A lottery is a system for distributing money or prizes among participants by chance. A modern state-sponsored lottery typically involves a draw of numbers and symbols printed on tickets. The prize amounts vary, but most lotteries offer a major jackpot and many smaller prizes. Some states have separate games for different age groups, and some limit participation to those with certain socioeconomic characteristics. Some states also prohibit players from purchasing more than one ticket.

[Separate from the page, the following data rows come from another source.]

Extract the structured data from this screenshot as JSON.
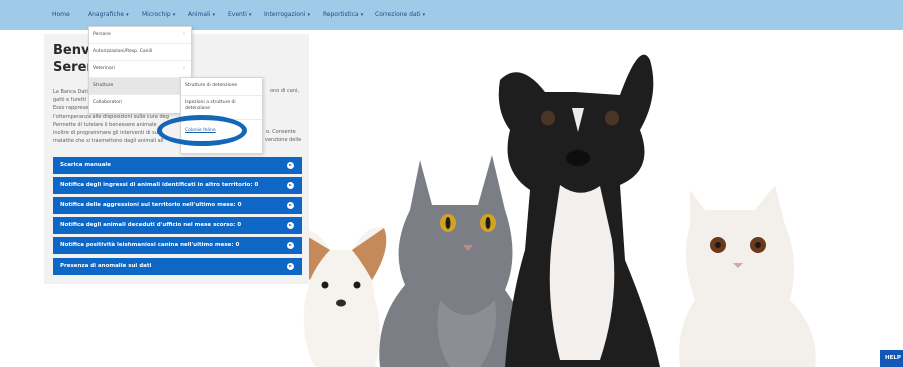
{
  "nav": {
    "items": [
      {
        "label": "Home",
        "caret": ""
      },
      {
        "label": "Anagrafiche",
        "caret": "▾"
      },
      {
        "label": "Microchip",
        "caret": "▾"
      },
      {
        "label": "Animali",
        "caret": "▾"
      },
      {
        "label": "Eventi",
        "caret": "▾"
      },
      {
        "label": "Interrogazioni",
        "caret": "▾"
      },
      {
        "label": "Reportistica",
        "caret": "▾"
      },
      {
        "label": "Correzione dati",
        "caret": "▾"
      }
    ]
  },
  "welcome": {
    "line1": "Benve",
    "line2": "Serena"
  },
  "intro": {
    "lines": [
      "La Banca Dati",
      "gatti e furetti",
      "Esso rappresen",
      "l'ottemperanza alle disposizioni sulla cura deg",
      "Permette di tutelare il benessere animale",
      "inoltre di programmare gli interventi di su",
      "malattie che si trasmettono dagli animali all"
    ],
    "right_fragments": [
      "ono di cani,",
      "o. Consente",
      "venzione delle"
    ]
  },
  "buttons": [
    {
      "label": "Scarica manuale"
    },
    {
      "label": "Notifica degli ingressi di animali identificati in altro territorio: 0"
    },
    {
      "label": "Notifica delle aggressioni sul territorio nell'ultimo mese: 0"
    },
    {
      "label": "Notifica degli animali deceduti d'ufficio nel mese scorso: 0"
    },
    {
      "label": "Notifica positività leishmaniosi canina nell'ultimo mese: 0"
    },
    {
      "label": "Presenza di anomalie sui dati"
    }
  ],
  "anagrafiche_menu": [
    {
      "label": "Persone",
      "arrow": "›"
    },
    {
      "label": "Autorizzazioni/Resp. Canili",
      "arrow": ""
    },
    {
      "label": "Veterinari",
      "arrow": "›"
    },
    {
      "label": "Strutture",
      "arrow": "›"
    },
    {
      "label": "Collaboratori",
      "arrow": ""
    }
  ],
  "strutture_submenu": [
    {
      "label": "Strutture di detenzione"
    },
    {
      "label": "Ispezioni a strutture di detenzione"
    },
    {
      "label": "Colonie feline"
    }
  ],
  "help": {
    "label": "HELP"
  },
  "colors": {
    "nav_bg": "#9fcae8",
    "button_blue": "#0e67c5",
    "highlight_ring": "#1466b6"
  }
}
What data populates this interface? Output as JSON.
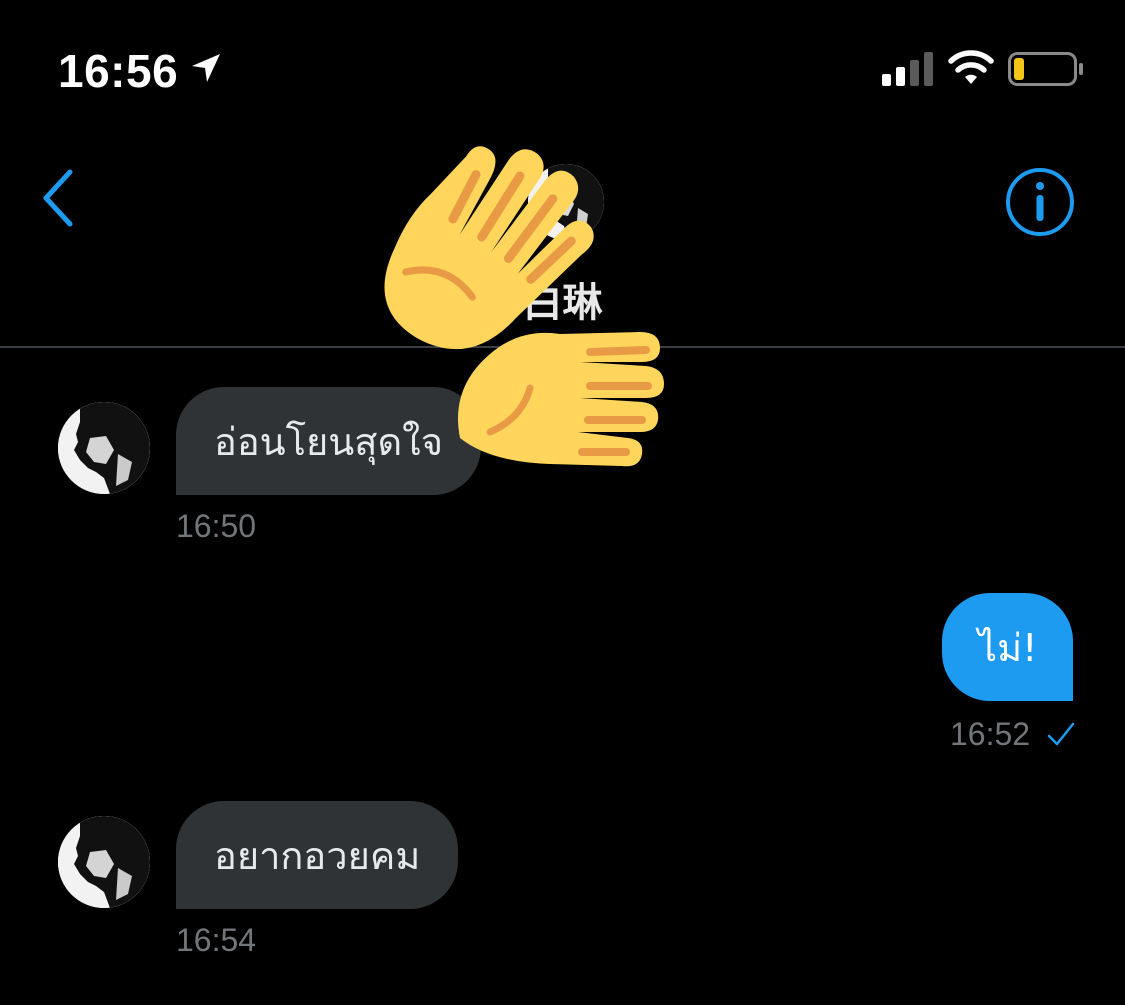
{
  "status_bar": {
    "time": "16:56",
    "icons": [
      "location-arrow-icon",
      "cellular-signal-icon",
      "wifi-icon",
      "battery-low-icon"
    ]
  },
  "header": {
    "contact_name": "白琳",
    "back_icon": "chevron-left-icon",
    "info_icon": "info-circle-icon"
  },
  "colors": {
    "accent": "#1d9bf0",
    "incoming_bubble": "#2f3336",
    "timestamp": "#71767b",
    "background": "#000000",
    "battery_level": "#f5c518"
  },
  "messages": [
    {
      "direction": "incoming",
      "text": "อ่อนโยนสุดใจ",
      "time": "16:50"
    },
    {
      "direction": "outgoing",
      "text": "ไม่!",
      "time": "16:52",
      "status_icon": "read-check-icon"
    },
    {
      "direction": "incoming",
      "text": "อยากอวยคม",
      "time": "16:54"
    }
  ],
  "overlay_emoji": "raising-hands-emoji"
}
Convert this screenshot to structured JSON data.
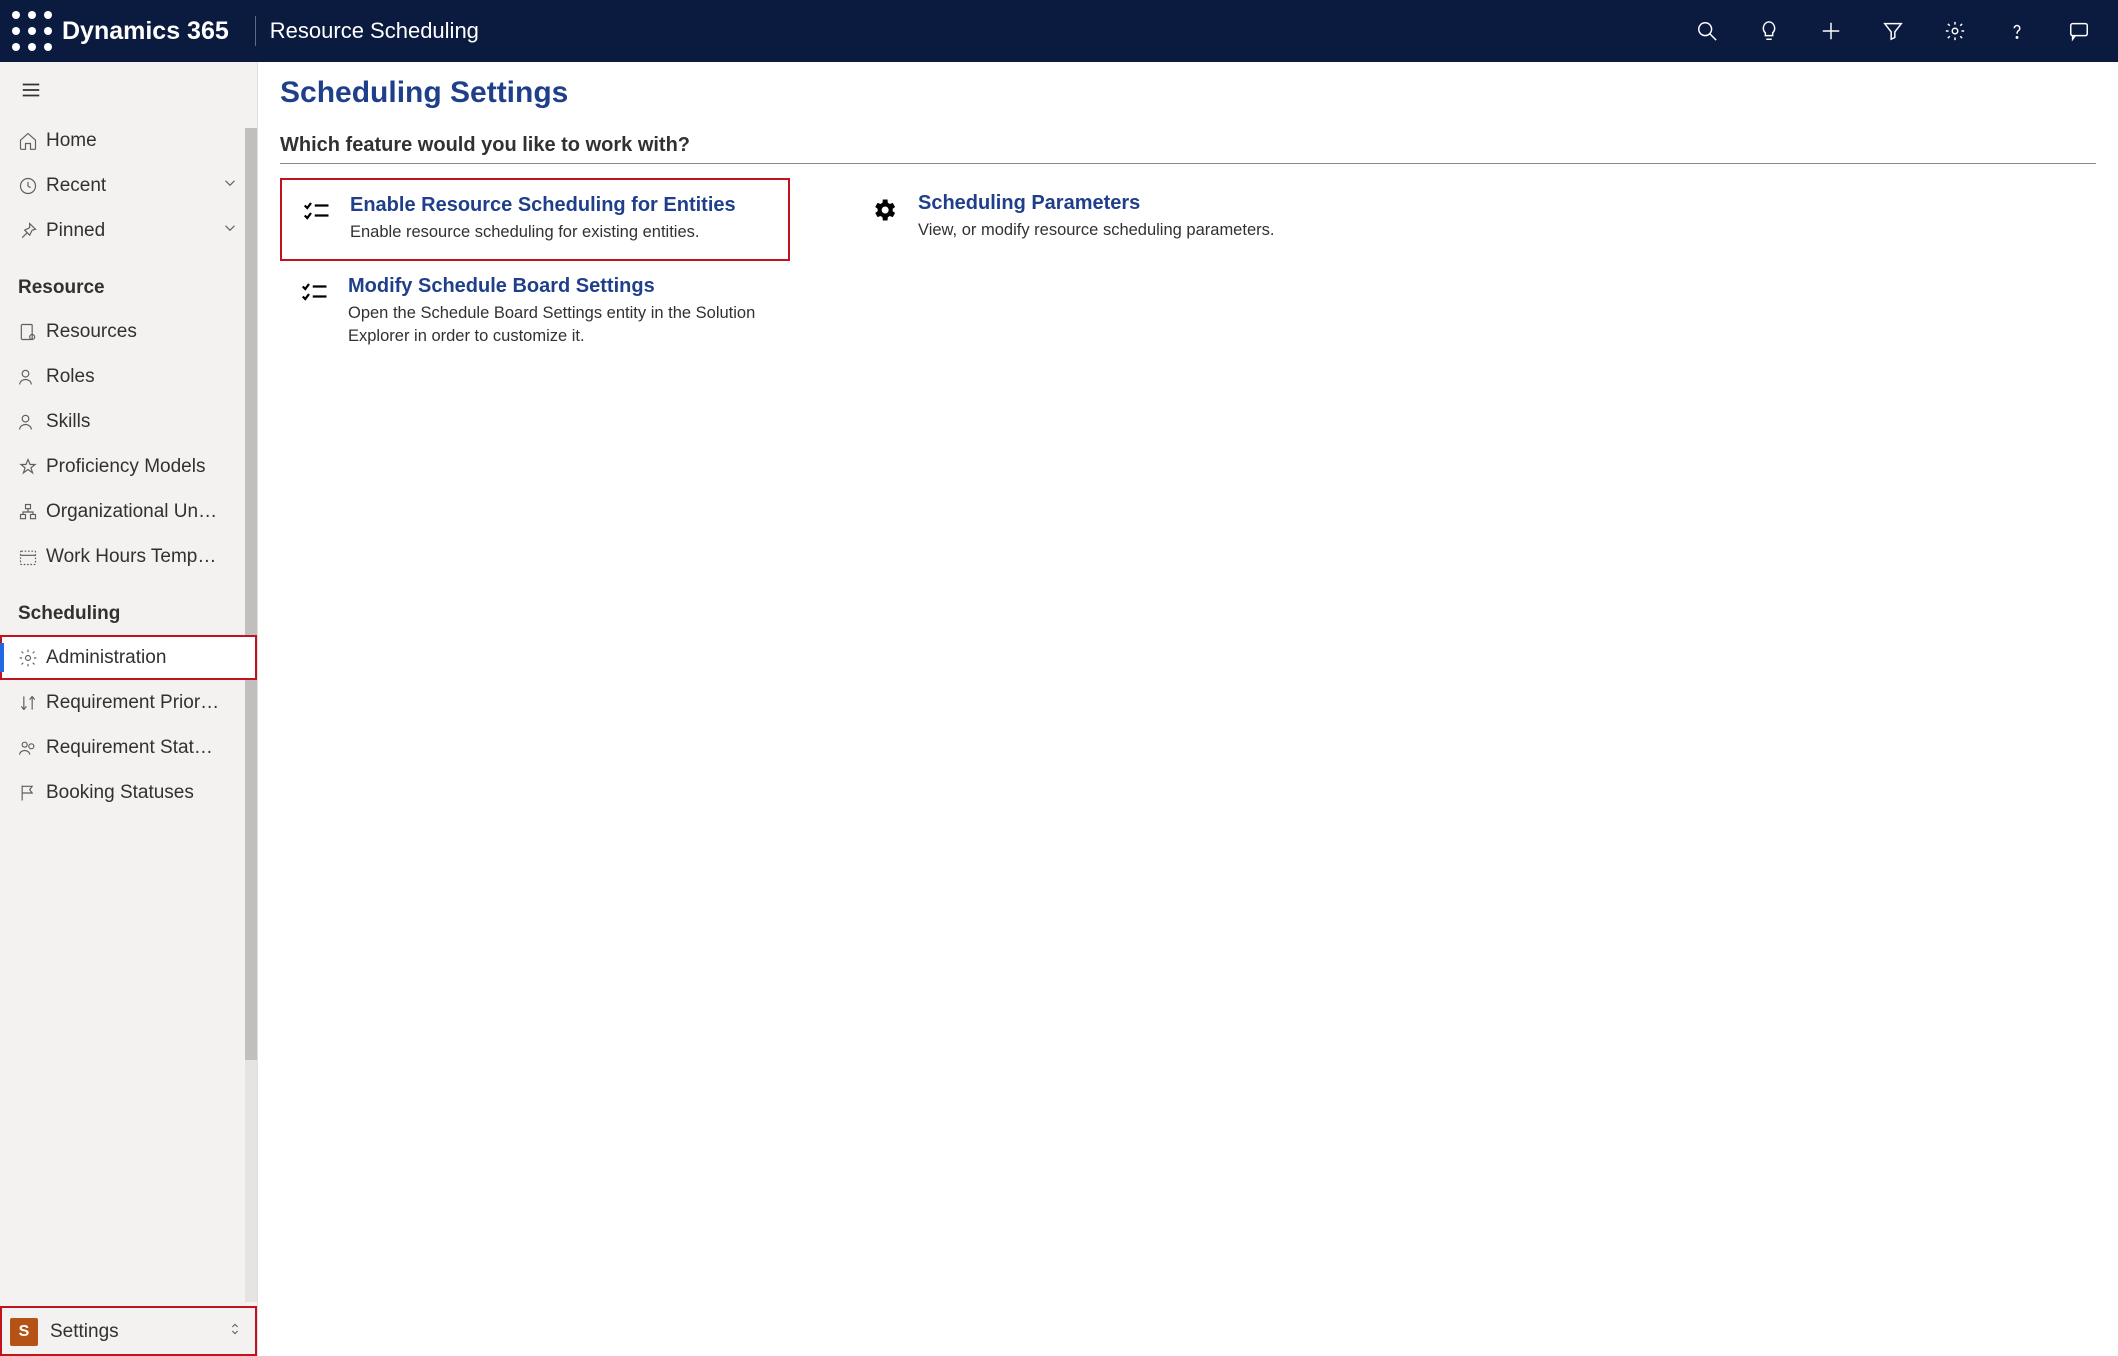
{
  "header": {
    "brand": "Dynamics 365",
    "subtitle": "Resource Scheduling"
  },
  "sidebar": {
    "top": [
      {
        "label": "Home",
        "icon": "home"
      },
      {
        "label": "Recent",
        "icon": "clock",
        "expandable": true
      },
      {
        "label": "Pinned",
        "icon": "pin",
        "expandable": true
      }
    ],
    "groups": [
      {
        "title": "Resource",
        "items": [
          {
            "label": "Resources",
            "icon": "resource"
          },
          {
            "label": "Roles",
            "icon": "person"
          },
          {
            "label": "Skills",
            "icon": "person"
          },
          {
            "label": "Proficiency Models",
            "icon": "star"
          },
          {
            "label": "Organizational Un…",
            "icon": "org"
          },
          {
            "label": "Work Hours Temp…",
            "icon": "calendar"
          }
        ]
      },
      {
        "title": "Scheduling",
        "items": [
          {
            "label": "Administration",
            "icon": "gear",
            "selected": true,
            "redbox": true
          },
          {
            "label": "Requirement Prior…",
            "icon": "sort"
          },
          {
            "label": "Requirement Stat…",
            "icon": "people"
          },
          {
            "label": "Booking Statuses",
            "icon": "flag"
          }
        ]
      }
    ],
    "area": {
      "badge": "S",
      "label": "Settings"
    }
  },
  "main": {
    "title": "Scheduling Settings",
    "prompt": "Which feature would you like to work with?",
    "tiles": [
      {
        "title": "Enable Resource Scheduling for Entities",
        "desc": "Enable resource scheduling for existing entities.",
        "icon": "checklist",
        "col": "left",
        "highlight": true
      },
      {
        "title": "Scheduling Parameters",
        "desc": "View, or modify resource scheduling parameters.",
        "icon": "gear",
        "col": "right"
      },
      {
        "title": "Modify Schedule Board Settings",
        "desc": "Open the Schedule Board Settings entity in the Solution Explorer in order to customize it.",
        "icon": "checklist",
        "col": "left"
      }
    ]
  }
}
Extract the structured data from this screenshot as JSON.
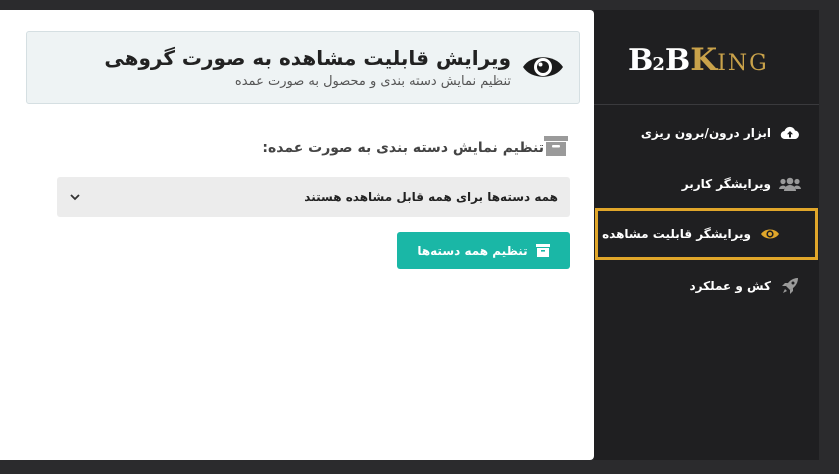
{
  "header": {
    "title": "ویرایش قابلیت مشاهده به صورت گروهی",
    "subtitle": "تنظیم نمایش دسته بندی و محصول به صورت عمده",
    "icon": "eye-icon"
  },
  "section": {
    "title": "تنظیم نمایش دسته بندی به صورت عمده:",
    "icon": "archive-box-icon"
  },
  "select": {
    "value": "همه دسته‌ها برای همه قابل مشاهده هستند"
  },
  "apply_button": {
    "label": "تنظیم همه دسته‌ها",
    "icon": "archive-box-icon"
  },
  "brand": {
    "part1": "B",
    "part2": "2",
    "part3": "B",
    "part4": "K",
    "part5": "ING"
  },
  "sidebar": {
    "items": [
      {
        "label": "ابزار درون/برون ریزی",
        "icon": "cloud-upload-icon",
        "active": false
      },
      {
        "label": "ویرایشگر کاربر",
        "icon": "users-icon",
        "active": false
      },
      {
        "label": "ویرایشگر قابلیت مشاهده",
        "icon": "eye-icon",
        "active": true
      },
      {
        "label": "کش و عملکرد",
        "icon": "rocket-icon",
        "active": false
      }
    ]
  },
  "colors": {
    "accent_teal": "#1ab7a6",
    "active_border": "#e0a62a",
    "brand_gold": "#c9a24a",
    "sidebar_bg": "#1f1f21"
  }
}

The history of lotteries is ancient, and they have been used to distribute property, slaves, and even land in various cultures. The Old Testament lists dozens of instances of the Lord giving away property by lot, and the Romans held public drawings called apophoreta during Saturnalia feasts. In colonial America, private lotteries raised funds for local projects and Benjamin Franklin sponsored a lottery to raise money for cannons to defend Philadelphia against the British during the American Revolution.
Today, most states hold regular lotteries and they are a major source of state revenue. They attract broad public support and generate substantial profits. Despite these advantages, there is no universal agreement about whether or not it is appropriate for governments to promote gambling. Some worry that the proceeds are diverted from other needs, while others argue that lotteries are a cost-effective way to fund programs for education, transportation, and social services.
In addition, lotteries are popular because they are easy to organize, promote, and administer. Moreover, they do not require large start-up costs and can be run without significant government interference. Many people argue that lotteries are good for society because they allow people of modest means to have a chance at winning a major prize and improve their quality of life. Others, however, contend that lotteries encourage gambling addiction and are detrimental to the health of individuals and societies.
While there are numerous strategies for winning the lottery, the key to success lies in understanding how the game works and using proven tactics to maximize your chances of success. For example, Richard Lustig, a lottery winner who won seven times in two years, suggests that you choose random numbers that are not too close together and don’t end with the same digit. He advises you to study the patterns of previous draws and try to avoid number clusters.
Another strategy is to hang around stores that sell scratch cards and talk to the employees about their experiences. This will help you build relationships and increase your chances of winning. You should also look for signs that indicate a winning card. These can include a special color or a pattern of numbers. Remember, though, that you should never spend more than you can afford to lose. And if you do win, be sure to donate some of your wealth to charity. This is not only the right thing to do from a societal perspective, but it will also make you feel great.